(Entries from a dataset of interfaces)
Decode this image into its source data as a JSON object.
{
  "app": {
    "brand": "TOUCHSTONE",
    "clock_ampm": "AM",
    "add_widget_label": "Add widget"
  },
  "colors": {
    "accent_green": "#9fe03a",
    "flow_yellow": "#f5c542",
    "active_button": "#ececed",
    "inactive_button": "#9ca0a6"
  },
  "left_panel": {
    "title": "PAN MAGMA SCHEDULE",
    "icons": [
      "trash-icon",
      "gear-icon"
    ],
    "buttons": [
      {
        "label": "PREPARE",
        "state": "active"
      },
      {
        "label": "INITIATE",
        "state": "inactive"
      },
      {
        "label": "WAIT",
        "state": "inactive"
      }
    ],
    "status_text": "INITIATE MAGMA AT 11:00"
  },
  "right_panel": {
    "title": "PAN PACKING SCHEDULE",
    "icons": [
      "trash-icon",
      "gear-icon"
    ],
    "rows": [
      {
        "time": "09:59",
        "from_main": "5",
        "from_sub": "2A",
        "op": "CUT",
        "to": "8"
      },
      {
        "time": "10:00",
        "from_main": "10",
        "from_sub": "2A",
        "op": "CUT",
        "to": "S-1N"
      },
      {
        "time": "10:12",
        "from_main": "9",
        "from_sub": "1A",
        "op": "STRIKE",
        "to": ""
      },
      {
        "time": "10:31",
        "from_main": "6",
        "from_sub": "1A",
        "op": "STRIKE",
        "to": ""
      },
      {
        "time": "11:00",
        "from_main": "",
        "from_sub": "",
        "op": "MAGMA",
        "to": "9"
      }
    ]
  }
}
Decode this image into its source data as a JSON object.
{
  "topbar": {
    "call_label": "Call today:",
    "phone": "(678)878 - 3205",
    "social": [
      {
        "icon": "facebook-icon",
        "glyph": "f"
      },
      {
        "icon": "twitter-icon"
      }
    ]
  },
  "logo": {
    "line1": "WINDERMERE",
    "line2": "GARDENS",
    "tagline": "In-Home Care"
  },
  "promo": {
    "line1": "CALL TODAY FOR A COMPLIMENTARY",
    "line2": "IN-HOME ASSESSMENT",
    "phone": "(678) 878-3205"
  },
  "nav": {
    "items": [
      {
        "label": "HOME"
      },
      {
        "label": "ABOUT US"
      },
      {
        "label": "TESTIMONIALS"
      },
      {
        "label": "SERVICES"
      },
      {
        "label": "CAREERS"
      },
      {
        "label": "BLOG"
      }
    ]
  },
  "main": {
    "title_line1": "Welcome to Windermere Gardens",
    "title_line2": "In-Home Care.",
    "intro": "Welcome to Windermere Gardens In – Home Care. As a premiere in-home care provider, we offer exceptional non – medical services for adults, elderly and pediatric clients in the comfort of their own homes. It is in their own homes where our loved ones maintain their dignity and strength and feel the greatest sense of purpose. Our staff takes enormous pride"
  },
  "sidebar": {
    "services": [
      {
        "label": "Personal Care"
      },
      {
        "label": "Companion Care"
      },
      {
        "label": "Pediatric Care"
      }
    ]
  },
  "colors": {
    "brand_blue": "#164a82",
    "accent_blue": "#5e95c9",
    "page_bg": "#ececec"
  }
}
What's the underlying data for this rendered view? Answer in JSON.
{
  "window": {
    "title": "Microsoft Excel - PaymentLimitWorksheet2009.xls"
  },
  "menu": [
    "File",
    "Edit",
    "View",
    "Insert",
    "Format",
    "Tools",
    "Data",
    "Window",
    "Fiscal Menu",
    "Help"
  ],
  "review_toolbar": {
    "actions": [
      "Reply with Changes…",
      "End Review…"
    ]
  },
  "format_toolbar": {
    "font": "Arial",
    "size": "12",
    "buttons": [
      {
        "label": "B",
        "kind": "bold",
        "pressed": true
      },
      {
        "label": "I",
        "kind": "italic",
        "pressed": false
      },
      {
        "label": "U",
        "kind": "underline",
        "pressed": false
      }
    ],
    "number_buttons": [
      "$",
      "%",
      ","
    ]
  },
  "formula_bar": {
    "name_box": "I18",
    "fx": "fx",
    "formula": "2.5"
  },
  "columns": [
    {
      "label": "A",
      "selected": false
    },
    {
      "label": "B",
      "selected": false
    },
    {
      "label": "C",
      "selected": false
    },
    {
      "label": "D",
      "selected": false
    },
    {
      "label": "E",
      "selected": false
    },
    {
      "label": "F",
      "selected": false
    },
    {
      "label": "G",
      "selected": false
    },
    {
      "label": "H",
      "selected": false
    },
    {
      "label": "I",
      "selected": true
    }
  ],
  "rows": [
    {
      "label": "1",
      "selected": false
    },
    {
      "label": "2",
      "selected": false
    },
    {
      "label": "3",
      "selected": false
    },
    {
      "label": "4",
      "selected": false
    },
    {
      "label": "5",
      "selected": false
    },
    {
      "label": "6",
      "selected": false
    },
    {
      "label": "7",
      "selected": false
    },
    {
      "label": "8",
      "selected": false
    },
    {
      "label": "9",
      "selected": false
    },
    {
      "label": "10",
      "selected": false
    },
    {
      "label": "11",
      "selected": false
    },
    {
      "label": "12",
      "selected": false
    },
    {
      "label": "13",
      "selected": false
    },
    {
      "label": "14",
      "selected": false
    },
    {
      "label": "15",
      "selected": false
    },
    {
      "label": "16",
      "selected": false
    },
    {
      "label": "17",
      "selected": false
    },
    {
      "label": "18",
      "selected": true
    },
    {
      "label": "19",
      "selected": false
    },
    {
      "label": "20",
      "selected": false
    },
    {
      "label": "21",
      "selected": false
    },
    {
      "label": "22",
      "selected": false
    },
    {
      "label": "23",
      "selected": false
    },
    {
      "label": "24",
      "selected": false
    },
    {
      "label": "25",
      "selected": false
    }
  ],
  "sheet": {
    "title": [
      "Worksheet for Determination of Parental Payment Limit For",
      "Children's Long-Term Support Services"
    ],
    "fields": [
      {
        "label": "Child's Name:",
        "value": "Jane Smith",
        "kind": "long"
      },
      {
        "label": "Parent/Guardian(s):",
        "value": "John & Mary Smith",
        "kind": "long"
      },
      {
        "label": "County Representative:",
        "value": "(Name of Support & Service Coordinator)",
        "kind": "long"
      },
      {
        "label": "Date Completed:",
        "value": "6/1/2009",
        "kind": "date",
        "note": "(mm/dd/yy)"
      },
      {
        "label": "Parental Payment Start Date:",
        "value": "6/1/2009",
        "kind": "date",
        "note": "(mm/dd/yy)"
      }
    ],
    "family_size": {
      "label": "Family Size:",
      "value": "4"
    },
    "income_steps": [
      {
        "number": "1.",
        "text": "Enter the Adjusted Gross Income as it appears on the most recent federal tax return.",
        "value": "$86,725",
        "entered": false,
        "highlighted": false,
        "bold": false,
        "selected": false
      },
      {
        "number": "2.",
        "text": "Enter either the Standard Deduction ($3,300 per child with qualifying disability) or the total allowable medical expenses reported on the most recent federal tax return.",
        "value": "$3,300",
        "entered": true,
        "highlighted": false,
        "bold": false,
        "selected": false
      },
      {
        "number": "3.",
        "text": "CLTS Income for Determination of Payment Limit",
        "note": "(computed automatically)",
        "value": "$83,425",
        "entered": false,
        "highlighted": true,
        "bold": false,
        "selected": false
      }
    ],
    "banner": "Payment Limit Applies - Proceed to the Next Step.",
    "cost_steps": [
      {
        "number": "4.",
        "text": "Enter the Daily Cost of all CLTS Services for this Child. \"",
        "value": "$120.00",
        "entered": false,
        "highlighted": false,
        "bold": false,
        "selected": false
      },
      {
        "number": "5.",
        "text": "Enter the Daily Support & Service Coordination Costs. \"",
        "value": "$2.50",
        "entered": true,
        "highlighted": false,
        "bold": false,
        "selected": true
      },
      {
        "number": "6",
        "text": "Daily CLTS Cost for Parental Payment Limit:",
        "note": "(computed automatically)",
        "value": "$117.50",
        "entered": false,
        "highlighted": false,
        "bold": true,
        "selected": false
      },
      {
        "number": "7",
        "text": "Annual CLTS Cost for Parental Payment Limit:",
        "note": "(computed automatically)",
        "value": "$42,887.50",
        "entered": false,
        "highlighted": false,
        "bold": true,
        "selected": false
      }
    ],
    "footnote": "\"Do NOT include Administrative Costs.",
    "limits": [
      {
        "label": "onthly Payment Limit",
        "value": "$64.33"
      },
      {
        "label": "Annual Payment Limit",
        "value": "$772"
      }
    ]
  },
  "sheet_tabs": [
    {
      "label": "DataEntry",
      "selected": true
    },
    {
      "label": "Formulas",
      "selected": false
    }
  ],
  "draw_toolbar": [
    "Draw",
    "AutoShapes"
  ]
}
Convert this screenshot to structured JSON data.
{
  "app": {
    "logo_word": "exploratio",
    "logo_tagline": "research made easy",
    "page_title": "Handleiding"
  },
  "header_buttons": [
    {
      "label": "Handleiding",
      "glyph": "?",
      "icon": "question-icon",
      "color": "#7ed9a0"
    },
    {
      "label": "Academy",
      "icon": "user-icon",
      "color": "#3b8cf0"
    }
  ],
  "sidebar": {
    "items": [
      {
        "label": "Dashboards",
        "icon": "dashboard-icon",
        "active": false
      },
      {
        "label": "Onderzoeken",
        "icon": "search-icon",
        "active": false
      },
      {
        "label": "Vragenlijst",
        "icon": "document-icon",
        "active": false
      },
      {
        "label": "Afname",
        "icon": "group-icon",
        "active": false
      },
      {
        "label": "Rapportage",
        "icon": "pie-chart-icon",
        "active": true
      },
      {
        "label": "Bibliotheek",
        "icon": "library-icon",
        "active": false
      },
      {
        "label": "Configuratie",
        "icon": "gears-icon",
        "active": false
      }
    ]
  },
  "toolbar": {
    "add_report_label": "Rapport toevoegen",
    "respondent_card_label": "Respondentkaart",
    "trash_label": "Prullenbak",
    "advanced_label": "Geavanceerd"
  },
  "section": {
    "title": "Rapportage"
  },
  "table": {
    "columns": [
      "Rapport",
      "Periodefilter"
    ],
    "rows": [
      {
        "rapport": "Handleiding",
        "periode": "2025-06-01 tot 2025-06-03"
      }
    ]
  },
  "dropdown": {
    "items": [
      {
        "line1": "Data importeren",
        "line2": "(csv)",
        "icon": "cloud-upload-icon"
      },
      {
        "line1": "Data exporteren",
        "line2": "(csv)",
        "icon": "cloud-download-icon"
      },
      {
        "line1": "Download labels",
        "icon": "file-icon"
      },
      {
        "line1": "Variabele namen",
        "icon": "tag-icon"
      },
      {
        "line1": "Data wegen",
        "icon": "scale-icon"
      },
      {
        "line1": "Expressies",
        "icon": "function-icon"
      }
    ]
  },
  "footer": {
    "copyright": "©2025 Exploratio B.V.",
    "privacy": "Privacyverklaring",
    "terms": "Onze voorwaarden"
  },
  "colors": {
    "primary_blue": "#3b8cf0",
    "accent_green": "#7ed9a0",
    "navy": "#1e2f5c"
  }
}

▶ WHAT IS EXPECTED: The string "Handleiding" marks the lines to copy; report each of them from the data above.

▶ ANSWER TO THIS TASK:
    "page_title": "Handleiding"
      "label": "Handleiding",
        "rapport": "Handleiding",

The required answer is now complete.